TASK GOAL =>
From the records below, copy the lines that include "JSON".

DATA =>
····················

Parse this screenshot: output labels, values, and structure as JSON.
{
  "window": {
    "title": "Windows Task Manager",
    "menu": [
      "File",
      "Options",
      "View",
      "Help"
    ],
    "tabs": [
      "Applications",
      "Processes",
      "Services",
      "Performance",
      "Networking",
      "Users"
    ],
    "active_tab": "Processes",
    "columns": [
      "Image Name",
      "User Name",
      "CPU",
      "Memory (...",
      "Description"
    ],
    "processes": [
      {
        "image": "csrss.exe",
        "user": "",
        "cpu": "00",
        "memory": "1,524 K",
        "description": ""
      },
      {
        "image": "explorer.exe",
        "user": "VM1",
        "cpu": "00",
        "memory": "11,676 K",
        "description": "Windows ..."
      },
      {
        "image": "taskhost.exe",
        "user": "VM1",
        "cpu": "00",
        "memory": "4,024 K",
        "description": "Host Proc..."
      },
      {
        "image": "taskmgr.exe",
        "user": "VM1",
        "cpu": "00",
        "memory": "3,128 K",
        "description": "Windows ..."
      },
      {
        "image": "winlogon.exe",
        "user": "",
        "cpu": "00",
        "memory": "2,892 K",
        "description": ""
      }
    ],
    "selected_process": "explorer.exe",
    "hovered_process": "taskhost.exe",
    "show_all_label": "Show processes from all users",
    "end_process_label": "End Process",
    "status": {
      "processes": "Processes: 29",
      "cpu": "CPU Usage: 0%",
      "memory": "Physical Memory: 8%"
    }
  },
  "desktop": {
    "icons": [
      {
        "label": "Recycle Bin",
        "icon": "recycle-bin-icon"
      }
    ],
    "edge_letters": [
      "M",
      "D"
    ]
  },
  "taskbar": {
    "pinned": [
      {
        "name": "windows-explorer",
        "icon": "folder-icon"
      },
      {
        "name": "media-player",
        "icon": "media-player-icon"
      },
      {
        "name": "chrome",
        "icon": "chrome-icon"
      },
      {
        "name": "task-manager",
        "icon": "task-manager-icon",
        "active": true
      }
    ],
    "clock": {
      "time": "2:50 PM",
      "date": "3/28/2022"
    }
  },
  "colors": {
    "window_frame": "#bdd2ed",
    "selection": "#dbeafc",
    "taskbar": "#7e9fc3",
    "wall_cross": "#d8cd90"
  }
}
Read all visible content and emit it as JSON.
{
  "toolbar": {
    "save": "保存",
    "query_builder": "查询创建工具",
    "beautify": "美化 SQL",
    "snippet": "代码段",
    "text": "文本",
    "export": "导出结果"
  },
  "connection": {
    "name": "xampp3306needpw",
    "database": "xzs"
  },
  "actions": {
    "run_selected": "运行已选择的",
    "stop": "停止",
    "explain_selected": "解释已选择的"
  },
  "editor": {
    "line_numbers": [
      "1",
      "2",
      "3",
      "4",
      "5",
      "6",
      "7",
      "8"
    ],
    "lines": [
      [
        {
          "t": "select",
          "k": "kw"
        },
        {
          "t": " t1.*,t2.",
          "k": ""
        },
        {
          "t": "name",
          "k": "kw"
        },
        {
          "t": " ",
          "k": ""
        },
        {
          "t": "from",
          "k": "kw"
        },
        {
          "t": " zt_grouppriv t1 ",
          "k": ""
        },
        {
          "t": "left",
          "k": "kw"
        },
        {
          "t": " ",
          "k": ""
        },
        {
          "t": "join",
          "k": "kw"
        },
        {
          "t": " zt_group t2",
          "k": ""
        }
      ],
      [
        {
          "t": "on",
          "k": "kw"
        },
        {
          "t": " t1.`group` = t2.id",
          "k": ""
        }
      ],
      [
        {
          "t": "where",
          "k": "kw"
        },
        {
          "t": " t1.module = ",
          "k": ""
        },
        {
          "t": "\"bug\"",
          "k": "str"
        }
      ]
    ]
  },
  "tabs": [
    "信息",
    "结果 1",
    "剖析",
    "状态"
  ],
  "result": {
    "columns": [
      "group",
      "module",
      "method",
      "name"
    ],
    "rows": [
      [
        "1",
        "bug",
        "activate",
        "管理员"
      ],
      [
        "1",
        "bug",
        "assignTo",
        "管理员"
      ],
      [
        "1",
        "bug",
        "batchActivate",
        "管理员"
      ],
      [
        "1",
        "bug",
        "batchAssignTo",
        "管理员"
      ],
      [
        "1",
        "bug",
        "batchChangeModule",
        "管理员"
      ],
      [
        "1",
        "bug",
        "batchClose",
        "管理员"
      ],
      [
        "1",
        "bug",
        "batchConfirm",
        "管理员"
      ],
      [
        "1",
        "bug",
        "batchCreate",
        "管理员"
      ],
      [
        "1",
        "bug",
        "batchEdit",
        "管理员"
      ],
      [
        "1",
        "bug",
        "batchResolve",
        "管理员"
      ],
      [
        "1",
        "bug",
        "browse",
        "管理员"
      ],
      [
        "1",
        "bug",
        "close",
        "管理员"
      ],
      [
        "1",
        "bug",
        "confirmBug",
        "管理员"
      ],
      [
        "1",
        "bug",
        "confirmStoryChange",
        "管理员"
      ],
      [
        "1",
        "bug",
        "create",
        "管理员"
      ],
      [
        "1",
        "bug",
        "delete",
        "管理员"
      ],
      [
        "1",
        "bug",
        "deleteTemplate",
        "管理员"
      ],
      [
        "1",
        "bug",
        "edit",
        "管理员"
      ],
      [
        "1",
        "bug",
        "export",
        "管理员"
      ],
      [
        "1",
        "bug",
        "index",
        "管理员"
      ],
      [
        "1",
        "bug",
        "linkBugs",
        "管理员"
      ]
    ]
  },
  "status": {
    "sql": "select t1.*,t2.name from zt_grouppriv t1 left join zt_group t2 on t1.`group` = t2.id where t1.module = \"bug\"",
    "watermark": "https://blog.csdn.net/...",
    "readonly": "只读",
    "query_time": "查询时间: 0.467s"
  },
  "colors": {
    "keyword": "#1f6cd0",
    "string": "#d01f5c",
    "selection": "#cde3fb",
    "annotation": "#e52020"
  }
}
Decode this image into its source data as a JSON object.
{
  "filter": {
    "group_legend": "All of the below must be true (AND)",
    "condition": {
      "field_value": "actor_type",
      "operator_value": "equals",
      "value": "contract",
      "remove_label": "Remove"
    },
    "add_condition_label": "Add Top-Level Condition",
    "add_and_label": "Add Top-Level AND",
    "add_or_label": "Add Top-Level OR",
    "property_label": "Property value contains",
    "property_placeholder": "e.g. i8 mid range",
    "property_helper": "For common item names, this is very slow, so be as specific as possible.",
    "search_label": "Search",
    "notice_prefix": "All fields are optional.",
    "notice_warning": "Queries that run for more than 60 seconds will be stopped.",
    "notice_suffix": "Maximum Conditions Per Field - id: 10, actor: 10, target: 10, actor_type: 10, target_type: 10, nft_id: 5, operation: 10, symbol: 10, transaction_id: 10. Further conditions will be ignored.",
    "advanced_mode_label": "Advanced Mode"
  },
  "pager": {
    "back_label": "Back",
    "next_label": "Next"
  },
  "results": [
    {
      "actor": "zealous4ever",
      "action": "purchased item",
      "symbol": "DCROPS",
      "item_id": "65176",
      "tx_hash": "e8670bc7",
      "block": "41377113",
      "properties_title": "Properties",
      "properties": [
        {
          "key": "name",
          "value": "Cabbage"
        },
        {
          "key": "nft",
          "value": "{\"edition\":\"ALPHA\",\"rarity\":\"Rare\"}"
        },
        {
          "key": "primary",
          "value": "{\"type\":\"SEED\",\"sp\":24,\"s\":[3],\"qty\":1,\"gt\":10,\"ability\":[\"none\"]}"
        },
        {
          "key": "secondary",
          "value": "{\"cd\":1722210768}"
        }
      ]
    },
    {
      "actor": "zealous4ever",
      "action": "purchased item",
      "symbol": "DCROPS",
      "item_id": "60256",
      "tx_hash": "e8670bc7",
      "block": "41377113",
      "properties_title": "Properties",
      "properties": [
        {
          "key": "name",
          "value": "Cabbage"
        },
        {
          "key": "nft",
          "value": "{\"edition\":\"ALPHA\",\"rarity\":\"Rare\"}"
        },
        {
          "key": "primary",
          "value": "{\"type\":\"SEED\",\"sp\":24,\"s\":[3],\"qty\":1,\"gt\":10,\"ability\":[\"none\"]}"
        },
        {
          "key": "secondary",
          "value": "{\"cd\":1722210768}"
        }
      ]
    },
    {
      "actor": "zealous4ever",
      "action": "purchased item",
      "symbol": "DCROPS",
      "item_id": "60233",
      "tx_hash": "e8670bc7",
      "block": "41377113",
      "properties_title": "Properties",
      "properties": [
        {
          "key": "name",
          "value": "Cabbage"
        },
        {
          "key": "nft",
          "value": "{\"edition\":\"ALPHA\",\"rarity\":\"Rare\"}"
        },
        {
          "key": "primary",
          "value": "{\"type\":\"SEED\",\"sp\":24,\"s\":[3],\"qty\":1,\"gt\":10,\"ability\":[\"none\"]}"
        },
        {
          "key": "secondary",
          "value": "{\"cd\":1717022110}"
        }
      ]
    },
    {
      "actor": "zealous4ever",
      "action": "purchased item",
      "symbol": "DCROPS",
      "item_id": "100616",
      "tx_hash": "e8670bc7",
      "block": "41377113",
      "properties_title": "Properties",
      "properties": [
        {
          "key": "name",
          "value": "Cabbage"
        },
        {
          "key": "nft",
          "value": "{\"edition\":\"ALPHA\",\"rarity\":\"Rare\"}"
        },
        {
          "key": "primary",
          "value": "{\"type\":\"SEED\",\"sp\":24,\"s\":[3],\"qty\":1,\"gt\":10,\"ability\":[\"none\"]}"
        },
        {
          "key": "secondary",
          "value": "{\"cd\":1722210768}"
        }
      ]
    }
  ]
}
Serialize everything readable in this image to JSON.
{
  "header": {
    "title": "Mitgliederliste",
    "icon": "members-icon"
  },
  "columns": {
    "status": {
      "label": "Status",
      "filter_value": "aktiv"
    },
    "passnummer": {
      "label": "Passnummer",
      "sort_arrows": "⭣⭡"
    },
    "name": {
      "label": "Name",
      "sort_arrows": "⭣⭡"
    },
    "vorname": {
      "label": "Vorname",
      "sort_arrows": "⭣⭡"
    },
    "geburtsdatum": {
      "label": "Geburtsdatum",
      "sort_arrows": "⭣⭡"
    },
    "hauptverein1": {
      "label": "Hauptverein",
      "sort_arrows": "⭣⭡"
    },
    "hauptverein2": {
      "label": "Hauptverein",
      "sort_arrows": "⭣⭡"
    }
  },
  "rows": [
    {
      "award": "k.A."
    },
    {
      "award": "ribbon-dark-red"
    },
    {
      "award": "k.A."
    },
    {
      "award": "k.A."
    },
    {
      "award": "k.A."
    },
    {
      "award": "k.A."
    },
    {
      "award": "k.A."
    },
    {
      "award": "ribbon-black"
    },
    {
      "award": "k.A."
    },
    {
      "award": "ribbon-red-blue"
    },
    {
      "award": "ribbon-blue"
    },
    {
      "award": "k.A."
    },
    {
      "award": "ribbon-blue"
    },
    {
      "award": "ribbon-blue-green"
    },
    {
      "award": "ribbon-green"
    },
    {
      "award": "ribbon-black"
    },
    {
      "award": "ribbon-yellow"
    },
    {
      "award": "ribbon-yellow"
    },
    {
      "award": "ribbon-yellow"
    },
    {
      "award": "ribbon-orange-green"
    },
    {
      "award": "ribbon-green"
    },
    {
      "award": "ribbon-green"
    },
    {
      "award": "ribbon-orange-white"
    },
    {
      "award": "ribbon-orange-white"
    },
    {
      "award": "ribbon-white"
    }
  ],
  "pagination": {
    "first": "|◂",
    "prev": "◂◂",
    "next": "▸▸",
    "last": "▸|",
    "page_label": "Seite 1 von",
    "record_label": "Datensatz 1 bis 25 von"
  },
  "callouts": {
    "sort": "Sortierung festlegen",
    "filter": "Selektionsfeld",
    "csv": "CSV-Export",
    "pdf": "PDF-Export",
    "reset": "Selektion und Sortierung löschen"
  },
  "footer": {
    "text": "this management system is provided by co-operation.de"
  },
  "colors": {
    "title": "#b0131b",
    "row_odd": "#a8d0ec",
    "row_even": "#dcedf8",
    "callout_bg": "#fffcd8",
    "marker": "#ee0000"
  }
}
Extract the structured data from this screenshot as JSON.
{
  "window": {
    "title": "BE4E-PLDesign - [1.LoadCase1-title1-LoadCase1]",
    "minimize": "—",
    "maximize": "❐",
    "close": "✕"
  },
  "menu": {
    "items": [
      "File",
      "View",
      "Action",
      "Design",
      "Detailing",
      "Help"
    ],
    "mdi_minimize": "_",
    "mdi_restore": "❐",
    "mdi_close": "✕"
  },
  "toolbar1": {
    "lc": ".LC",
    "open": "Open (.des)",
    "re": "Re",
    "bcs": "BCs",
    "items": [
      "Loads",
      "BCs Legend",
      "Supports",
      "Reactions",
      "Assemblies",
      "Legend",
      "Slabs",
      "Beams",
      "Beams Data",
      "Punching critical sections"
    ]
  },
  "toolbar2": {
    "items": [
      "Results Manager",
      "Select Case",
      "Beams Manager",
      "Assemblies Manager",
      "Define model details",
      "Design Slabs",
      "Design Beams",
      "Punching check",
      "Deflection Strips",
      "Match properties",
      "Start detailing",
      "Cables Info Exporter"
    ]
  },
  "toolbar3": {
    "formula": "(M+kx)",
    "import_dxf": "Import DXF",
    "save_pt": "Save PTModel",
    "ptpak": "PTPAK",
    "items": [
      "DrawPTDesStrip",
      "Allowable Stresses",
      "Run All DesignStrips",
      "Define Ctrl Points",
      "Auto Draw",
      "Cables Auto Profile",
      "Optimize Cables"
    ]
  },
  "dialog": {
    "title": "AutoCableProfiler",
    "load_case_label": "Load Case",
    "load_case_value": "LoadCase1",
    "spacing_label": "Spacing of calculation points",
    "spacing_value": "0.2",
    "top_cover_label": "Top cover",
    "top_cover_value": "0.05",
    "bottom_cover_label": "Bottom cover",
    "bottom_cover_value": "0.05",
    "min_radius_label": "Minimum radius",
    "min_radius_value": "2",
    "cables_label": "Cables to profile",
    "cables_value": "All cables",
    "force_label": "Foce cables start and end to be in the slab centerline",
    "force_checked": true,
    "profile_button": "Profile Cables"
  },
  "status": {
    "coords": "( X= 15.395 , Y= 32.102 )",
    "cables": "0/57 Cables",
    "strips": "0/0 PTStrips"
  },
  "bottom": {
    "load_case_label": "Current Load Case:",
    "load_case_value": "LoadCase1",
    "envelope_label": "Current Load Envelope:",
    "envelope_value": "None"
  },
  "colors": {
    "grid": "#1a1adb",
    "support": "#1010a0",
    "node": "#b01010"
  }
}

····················

TASK RESULT =>
Parse this screenshot: output labels, values, and structure as JSON.
Read all visible content and emit it as JSON.
Decode this image into its source data as a JSON object.
Serialize everything readable in this image to JSON.
Extract the structured data from this screenshot as JSON.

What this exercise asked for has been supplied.